**Input records**.
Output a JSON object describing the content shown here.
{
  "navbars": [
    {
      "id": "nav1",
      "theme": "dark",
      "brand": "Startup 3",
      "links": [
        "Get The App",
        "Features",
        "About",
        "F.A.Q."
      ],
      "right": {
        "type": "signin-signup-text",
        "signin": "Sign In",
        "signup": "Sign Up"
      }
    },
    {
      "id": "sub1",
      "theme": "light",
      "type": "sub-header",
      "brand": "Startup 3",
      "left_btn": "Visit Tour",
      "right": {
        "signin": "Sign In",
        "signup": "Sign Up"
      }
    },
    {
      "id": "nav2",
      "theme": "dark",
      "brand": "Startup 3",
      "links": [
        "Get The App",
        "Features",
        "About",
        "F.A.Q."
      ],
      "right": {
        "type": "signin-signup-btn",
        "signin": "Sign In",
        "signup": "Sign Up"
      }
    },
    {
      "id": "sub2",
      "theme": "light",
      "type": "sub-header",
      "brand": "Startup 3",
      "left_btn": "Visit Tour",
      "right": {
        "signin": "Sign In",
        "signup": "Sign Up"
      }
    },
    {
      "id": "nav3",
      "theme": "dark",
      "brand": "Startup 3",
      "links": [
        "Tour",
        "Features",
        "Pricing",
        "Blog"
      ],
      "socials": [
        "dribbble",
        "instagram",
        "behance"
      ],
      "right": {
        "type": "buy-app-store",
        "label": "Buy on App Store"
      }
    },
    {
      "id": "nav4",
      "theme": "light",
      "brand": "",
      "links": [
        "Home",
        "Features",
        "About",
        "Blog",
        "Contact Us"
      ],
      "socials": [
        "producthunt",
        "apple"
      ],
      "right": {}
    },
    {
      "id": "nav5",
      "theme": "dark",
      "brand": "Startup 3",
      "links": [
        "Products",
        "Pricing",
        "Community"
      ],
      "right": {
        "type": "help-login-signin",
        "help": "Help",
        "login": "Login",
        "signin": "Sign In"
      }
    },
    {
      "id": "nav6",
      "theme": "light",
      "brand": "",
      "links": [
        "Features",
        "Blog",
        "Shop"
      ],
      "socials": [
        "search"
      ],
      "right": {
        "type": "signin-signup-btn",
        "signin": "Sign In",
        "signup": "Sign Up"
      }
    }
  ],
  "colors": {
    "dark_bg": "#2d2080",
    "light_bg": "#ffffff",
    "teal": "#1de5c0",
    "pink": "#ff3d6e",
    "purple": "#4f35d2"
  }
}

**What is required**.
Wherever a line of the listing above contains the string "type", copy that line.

**Expected output**.
        "type": "signin-signup-text",
      "type": "sub-header",
        "type": "signin-signup-btn",
      "type": "sub-header",
        "type": "buy-app-store",
        "type": "help-login-signin",
        "type": "signin-signup-btn",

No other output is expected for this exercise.